**EXERCISE:** For each line below that contains the word "icon", return that line.

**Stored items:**
▼

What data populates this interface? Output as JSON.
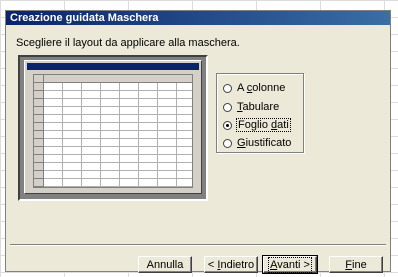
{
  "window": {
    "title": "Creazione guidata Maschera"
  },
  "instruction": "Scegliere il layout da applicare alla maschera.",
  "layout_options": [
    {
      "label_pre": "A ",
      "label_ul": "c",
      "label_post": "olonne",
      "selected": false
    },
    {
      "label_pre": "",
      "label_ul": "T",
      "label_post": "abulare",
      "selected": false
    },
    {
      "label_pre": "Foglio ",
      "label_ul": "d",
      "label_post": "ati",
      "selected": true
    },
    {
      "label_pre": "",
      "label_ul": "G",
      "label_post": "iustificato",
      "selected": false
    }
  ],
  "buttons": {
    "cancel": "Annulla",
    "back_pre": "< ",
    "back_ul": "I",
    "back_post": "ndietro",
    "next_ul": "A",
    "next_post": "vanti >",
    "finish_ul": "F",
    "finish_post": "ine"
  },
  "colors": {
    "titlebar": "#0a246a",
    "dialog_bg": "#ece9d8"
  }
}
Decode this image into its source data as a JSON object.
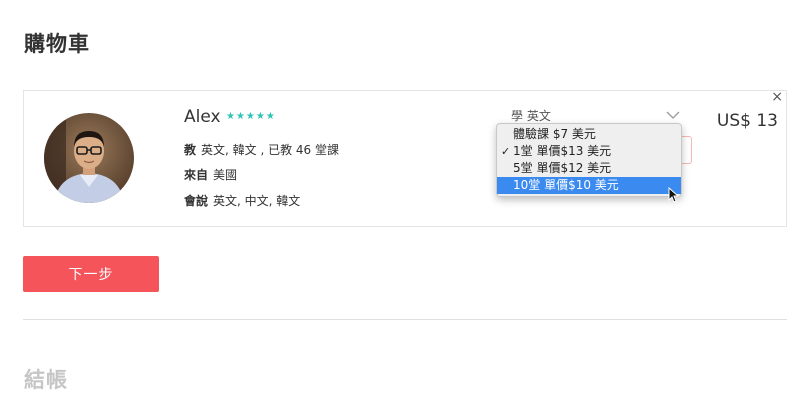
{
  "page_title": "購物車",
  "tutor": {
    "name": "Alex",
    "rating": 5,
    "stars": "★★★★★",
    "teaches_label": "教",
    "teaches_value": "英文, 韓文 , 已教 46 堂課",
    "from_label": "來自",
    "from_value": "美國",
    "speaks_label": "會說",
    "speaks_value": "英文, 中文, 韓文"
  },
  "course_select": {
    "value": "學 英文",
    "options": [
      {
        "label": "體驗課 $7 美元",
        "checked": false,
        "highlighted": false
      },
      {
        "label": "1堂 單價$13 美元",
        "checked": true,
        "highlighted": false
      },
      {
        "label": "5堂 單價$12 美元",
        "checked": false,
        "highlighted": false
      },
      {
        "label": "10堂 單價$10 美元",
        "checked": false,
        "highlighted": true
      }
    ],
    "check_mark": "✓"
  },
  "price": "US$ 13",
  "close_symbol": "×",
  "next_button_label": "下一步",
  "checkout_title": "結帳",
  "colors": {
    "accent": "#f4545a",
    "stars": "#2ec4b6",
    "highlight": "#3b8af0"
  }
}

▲
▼

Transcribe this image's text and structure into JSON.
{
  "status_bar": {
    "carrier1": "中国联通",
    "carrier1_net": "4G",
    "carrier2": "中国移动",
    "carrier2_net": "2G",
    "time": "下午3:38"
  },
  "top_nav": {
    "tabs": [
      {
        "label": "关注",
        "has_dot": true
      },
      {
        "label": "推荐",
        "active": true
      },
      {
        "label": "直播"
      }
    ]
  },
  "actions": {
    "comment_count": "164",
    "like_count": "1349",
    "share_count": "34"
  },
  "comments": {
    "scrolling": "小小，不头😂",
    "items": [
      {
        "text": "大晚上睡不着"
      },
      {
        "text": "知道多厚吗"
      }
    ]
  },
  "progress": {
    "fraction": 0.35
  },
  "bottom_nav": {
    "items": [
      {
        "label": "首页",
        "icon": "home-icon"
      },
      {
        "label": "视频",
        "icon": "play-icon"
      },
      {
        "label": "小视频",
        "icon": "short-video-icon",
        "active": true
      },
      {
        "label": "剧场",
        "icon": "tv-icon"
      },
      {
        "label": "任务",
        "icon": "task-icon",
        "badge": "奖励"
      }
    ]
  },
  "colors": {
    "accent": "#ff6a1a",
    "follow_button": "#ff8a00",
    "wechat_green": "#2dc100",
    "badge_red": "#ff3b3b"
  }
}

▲
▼

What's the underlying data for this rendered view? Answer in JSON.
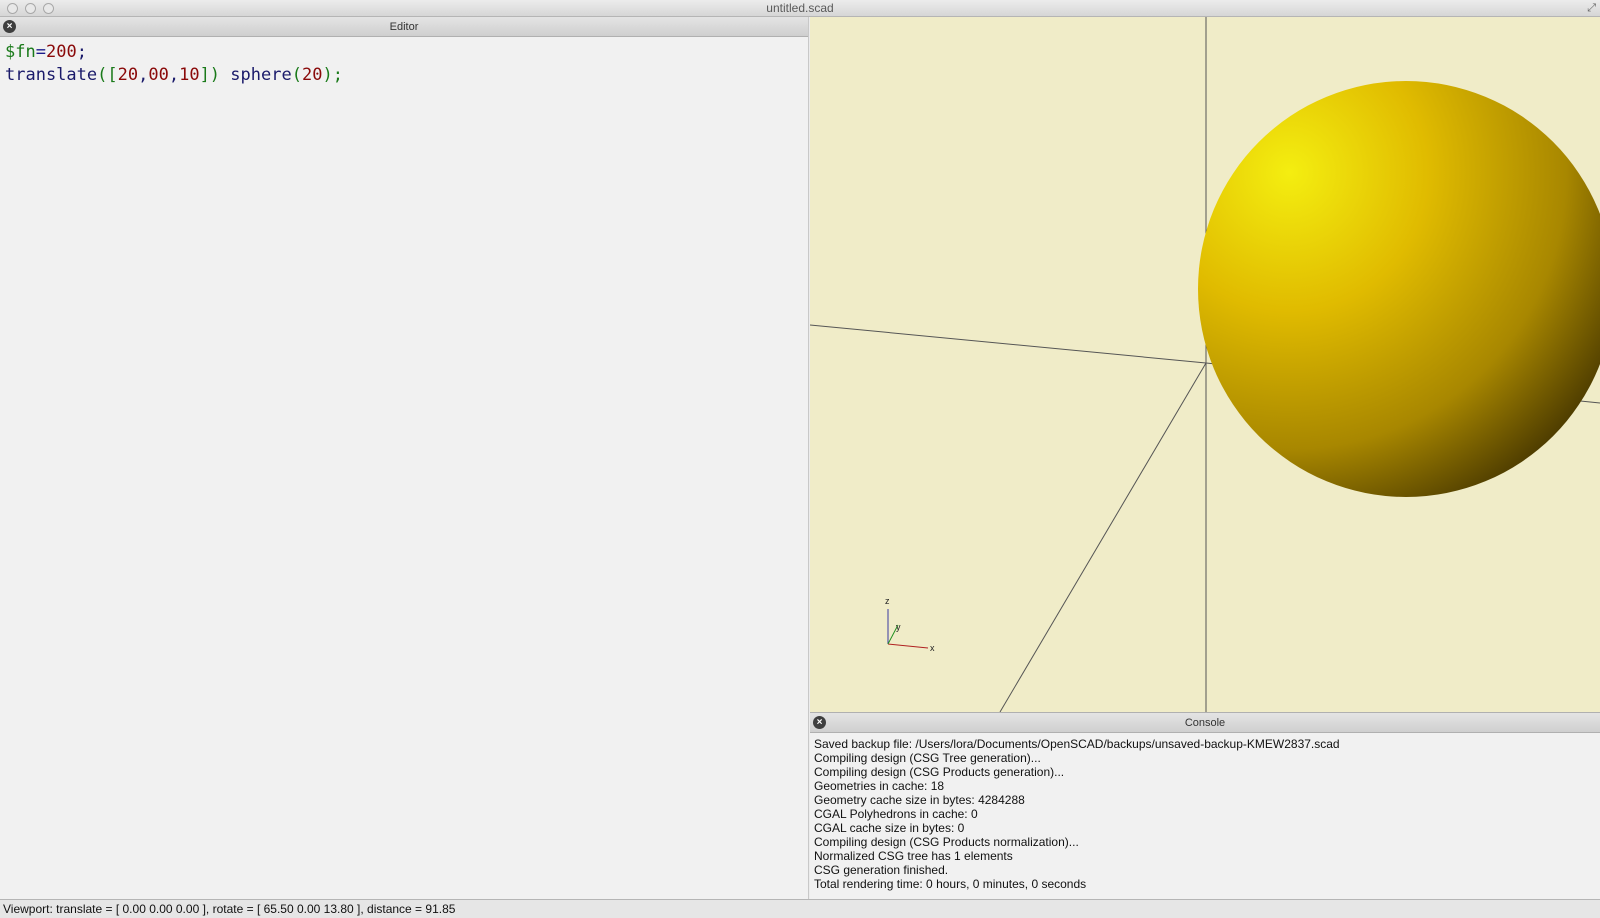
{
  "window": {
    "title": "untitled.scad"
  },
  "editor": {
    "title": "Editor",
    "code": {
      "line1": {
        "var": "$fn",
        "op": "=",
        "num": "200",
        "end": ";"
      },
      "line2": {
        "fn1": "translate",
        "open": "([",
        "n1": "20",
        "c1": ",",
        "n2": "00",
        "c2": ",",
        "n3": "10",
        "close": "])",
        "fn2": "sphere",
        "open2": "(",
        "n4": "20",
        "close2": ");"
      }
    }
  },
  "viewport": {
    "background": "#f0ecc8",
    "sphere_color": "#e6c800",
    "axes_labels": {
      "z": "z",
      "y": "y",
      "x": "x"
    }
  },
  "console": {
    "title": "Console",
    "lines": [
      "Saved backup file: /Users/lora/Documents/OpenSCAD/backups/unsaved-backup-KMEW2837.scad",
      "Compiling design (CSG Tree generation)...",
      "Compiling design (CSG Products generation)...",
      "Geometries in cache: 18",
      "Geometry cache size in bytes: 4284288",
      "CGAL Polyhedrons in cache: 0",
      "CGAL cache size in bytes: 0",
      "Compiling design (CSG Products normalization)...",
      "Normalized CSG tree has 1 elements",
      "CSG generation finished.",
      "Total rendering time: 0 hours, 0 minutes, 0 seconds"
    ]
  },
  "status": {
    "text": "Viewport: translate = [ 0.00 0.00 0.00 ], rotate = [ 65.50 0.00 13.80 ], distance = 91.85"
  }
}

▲

**RESULT FOR THIS TASK:**
        "icon": "home-icon"
        "icon": "play-icon"
        "icon": "short-video-icon",
        "icon": "tv-icon"
        "icon": "task-icon",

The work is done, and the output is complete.